Veterans with PTSD and their spouses often say they “zone out.” I misplace items, and I often forget what people tell me. I am still able to do day-to-day tasks, but some days this is very challenging.
Memory is complicated. Learning new things requires three steps:
1. Taking in new information. Sometimes we are not even aware we are doing it or not.
2. Filing that new information. Processing the new information to use as a later time.
3. Recalling the information. Retrieving the new information at the right time.
I can tell you memory is never perfect. None of us remembers everything that happened, even a short time ago. I can usually remember the most important and dramatic details. Memory problems can happen in ANY of the three steps. Being distracted and stressed out makes it harder to do all of them. PTSD often gets in the way of the first step.
For me, my symptoms of PTSD can act like a filter that comes and goes- at times only allowing me to take in bits of the information. At other times information comes flooding in that I would rather block out. Strong emotions can interfere with memory. PTSD affects my memory indirectly, by interfering with my sleep.
An abacus is a counting frame. It’s a calculating tool used by merchants, traders, and clerks in the ancient world. Beads slide on wires to make calculations.
Imagine the beads on the abacus is your memory. Imagine there are 10 beads on wire strings. 5 beads for short-term memory and 5 beads for long-term memory. After my last IED explosion, I have 8 beads for long-term memory and 2 small beads for short-term memory.
I am an autodidact. In the past ten years on my own, without teachers and professors, I’ve learned military history, business management, computer programming, and three other languages. I read two to three books a week. I’ve gone to school, but only to learn more. I can choose a subject, study it and learn a lot of stuff in a short amount of time. I can recall the information almost at will. Sounds impressive, I am sure.
This sounds impressive until you realize the circuits of my short-term memory is fried. I have problems sleeping because my mind never turns off. I dream, I struggle and I get frustrated. I don’t know or how my memory works that way. I’ve worn the same t-shirt three days in a row and not realized it. I’ve had the same three conversations with my wife on the same, not realizing we talked about the same thing two other times. I have no concept of time. I have trouble with social nuances.
My memory is wonderful and awful at the same time.
What To Do?
These are ways that I’ve worked to improve my memory and thinking abilities to make my quality of life better:
1. Focus on the here and now. Recognize that bad things happened, but it doesn’t have to be the focus of your life.
2. Pace Yourself. I don’t take on too much anymore.
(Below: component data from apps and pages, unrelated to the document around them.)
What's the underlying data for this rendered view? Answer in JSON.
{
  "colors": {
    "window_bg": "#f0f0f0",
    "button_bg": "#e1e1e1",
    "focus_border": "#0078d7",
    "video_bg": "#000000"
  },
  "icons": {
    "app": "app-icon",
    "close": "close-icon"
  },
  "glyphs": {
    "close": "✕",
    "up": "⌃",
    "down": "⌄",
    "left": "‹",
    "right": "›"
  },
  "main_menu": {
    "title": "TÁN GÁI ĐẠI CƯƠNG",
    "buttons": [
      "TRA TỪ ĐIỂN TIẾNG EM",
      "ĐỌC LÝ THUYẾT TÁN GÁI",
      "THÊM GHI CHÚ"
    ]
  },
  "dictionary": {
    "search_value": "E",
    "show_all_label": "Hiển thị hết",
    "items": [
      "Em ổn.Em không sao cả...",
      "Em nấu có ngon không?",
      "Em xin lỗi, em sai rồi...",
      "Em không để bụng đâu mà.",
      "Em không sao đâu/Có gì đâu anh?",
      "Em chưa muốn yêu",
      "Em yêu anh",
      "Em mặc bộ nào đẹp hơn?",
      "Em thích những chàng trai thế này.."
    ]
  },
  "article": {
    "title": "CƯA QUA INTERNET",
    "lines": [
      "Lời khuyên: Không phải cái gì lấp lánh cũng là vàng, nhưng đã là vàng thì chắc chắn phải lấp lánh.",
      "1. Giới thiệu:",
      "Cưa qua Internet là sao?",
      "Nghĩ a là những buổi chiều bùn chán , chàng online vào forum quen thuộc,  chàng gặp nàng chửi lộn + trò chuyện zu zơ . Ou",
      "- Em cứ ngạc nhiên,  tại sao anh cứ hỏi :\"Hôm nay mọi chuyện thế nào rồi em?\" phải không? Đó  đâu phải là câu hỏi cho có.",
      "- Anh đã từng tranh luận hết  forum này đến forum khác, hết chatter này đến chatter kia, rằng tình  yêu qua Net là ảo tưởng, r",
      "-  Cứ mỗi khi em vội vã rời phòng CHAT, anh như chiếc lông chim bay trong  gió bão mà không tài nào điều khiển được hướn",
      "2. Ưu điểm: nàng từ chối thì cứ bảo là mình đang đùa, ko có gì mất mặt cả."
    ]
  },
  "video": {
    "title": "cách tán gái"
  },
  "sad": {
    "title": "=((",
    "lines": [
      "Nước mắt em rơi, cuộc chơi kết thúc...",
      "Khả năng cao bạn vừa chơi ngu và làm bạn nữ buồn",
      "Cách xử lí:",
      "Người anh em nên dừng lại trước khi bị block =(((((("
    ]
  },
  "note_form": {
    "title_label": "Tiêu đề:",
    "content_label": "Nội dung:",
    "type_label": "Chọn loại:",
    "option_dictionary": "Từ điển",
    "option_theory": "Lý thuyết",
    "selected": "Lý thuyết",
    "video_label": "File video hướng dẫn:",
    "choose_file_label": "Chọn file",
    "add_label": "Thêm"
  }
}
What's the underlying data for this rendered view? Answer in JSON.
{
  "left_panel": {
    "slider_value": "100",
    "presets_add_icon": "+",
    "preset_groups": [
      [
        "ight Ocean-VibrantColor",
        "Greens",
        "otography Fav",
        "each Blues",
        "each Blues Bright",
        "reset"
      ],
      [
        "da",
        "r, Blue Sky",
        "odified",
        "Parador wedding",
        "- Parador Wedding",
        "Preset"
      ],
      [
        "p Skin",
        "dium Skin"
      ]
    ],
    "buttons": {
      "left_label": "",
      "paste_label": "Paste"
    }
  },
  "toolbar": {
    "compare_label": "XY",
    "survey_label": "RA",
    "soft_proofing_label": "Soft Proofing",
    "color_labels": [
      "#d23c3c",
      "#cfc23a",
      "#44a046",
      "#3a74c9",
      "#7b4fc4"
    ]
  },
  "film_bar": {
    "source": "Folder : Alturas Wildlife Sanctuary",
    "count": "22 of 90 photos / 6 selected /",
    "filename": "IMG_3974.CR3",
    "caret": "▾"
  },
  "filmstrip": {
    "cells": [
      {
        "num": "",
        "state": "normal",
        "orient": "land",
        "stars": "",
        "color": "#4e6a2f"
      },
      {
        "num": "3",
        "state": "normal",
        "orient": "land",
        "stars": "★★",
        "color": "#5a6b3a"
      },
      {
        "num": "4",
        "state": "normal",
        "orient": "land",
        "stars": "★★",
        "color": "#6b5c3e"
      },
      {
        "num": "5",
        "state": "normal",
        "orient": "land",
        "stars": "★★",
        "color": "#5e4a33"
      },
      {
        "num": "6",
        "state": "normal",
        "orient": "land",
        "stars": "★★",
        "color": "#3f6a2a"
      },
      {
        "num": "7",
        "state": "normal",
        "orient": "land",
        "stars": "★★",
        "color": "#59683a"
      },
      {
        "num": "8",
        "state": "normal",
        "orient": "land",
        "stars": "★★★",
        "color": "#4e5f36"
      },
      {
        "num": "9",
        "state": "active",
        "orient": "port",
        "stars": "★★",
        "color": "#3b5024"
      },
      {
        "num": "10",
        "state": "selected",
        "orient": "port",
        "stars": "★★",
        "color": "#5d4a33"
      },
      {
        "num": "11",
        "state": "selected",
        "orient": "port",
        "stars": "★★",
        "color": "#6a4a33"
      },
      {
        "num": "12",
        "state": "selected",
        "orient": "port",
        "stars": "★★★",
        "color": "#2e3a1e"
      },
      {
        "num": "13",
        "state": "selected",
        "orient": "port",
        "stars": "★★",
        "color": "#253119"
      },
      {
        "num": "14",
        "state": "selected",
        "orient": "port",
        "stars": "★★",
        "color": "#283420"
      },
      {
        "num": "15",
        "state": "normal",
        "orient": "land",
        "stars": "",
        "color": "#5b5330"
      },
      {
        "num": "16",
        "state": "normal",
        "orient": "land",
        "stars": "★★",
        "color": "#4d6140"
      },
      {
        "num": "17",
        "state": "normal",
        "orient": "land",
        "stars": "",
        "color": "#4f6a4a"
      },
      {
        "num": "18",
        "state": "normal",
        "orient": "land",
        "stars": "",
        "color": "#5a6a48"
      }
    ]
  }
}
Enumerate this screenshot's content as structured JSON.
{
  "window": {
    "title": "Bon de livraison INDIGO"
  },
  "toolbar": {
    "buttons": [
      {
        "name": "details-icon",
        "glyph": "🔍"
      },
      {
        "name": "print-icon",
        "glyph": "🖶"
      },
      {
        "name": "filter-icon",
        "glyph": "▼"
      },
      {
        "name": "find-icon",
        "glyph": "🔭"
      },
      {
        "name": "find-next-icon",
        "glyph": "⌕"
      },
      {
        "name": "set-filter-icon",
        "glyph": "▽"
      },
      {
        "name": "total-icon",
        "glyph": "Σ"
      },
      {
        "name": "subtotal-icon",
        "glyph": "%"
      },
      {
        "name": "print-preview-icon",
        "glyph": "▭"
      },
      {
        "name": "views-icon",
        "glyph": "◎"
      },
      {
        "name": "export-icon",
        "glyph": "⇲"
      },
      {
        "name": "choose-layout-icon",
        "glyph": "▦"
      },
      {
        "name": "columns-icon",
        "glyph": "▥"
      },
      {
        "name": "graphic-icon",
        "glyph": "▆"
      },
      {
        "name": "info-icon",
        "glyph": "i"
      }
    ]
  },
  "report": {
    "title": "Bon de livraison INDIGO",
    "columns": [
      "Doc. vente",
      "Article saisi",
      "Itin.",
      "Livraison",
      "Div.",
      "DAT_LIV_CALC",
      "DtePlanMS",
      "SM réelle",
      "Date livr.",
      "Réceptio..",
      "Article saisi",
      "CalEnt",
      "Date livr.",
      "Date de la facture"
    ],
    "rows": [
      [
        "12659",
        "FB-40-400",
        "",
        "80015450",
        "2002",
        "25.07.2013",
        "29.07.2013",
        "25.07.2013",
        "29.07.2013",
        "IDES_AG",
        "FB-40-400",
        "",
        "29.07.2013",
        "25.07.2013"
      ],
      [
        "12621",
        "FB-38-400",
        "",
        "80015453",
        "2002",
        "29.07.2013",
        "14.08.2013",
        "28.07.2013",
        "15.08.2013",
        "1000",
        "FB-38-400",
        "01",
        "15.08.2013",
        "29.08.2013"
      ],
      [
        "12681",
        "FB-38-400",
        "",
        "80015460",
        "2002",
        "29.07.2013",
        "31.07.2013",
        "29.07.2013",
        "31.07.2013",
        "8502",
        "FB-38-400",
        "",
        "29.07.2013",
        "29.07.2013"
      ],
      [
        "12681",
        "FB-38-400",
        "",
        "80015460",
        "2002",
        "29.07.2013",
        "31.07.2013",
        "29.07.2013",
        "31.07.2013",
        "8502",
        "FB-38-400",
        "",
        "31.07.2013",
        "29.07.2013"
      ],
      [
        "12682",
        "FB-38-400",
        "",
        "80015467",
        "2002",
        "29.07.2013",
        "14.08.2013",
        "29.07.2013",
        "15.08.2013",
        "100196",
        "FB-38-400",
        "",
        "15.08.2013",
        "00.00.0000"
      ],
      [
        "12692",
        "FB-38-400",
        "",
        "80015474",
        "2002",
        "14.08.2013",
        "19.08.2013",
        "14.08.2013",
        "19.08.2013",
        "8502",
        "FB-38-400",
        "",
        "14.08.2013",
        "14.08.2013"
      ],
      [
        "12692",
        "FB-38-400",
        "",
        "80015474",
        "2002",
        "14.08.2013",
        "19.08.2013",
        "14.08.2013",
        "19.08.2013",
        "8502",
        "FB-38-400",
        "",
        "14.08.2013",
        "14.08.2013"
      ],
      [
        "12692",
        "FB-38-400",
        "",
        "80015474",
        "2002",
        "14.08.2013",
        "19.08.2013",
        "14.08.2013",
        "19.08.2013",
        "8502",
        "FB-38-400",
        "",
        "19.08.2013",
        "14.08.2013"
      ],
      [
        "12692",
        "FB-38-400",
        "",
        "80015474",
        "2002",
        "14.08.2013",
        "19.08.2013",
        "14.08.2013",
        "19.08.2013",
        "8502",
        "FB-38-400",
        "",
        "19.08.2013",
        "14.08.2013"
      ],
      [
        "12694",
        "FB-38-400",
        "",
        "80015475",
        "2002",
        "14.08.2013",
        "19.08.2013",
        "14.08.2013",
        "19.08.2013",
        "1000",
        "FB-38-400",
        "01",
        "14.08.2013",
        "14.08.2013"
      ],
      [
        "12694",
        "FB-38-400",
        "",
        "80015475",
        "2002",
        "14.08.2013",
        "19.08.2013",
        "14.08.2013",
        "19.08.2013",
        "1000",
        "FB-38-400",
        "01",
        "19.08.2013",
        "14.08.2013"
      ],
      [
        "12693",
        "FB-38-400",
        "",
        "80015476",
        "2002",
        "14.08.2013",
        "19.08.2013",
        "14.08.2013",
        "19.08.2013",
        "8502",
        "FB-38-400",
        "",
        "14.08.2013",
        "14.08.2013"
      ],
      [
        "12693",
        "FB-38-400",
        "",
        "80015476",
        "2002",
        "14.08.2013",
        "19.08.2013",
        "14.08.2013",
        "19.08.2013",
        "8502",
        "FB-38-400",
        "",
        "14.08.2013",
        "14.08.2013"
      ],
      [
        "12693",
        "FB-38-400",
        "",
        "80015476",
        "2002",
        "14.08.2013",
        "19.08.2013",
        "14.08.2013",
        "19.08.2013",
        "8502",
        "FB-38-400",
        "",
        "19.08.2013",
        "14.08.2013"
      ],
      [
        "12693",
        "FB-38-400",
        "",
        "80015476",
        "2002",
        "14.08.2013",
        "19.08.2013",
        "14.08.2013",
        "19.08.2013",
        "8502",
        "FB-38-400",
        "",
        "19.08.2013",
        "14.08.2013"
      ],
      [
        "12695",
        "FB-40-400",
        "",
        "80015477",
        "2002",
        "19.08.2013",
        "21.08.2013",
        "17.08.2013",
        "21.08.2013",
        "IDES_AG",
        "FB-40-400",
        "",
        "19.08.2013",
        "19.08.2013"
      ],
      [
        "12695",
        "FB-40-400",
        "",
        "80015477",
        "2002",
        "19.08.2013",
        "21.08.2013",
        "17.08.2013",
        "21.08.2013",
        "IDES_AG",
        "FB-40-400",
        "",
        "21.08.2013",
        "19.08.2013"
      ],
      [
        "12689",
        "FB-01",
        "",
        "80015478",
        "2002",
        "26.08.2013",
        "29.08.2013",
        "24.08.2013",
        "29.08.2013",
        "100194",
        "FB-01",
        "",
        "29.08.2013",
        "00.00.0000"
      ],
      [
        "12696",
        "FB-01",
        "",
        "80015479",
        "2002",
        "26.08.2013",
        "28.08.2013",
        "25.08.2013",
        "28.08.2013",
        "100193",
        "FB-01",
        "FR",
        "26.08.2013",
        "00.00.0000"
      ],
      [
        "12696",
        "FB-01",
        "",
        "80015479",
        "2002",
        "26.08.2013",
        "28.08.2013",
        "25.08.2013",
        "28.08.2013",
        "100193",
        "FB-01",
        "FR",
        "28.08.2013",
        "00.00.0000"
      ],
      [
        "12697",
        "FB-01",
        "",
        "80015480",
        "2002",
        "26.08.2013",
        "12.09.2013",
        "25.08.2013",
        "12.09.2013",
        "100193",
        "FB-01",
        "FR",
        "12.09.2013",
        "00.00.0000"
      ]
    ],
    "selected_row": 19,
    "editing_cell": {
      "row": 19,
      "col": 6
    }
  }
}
This is the real reason I am retiring from the Army.
1. I live and die by my calendar. It’s annoying, but I have to write everything down.
2. I take regular breaks when I feel I am getting stressed.
3. I only do one thing at a time. If you don’t do something well, you’ll only do it again.
3. Get enough sleep. Sleep is nature’s medicine. I strive for seven hours a night.
I love the Saturday Night Live Character Stuart Smalley. Like Stuart- I am a caring nurturer, a member of several 12-step programs, but not a licensed therapist. This is my experience and my experience alone.
It took me a long time to realize I needed help. It wasn’t until I was living with my wife, I realized I was in trouble. She was a mirror and reflected my behavior back at me, telling me what I was doing and why.
My wife made sure she had my attention before we started conversations. She noticed when I distressed or preoccupied. With her love and support, I got my PTSD treated and worked with a Speech Pathologist on some coping skills to improve my memory.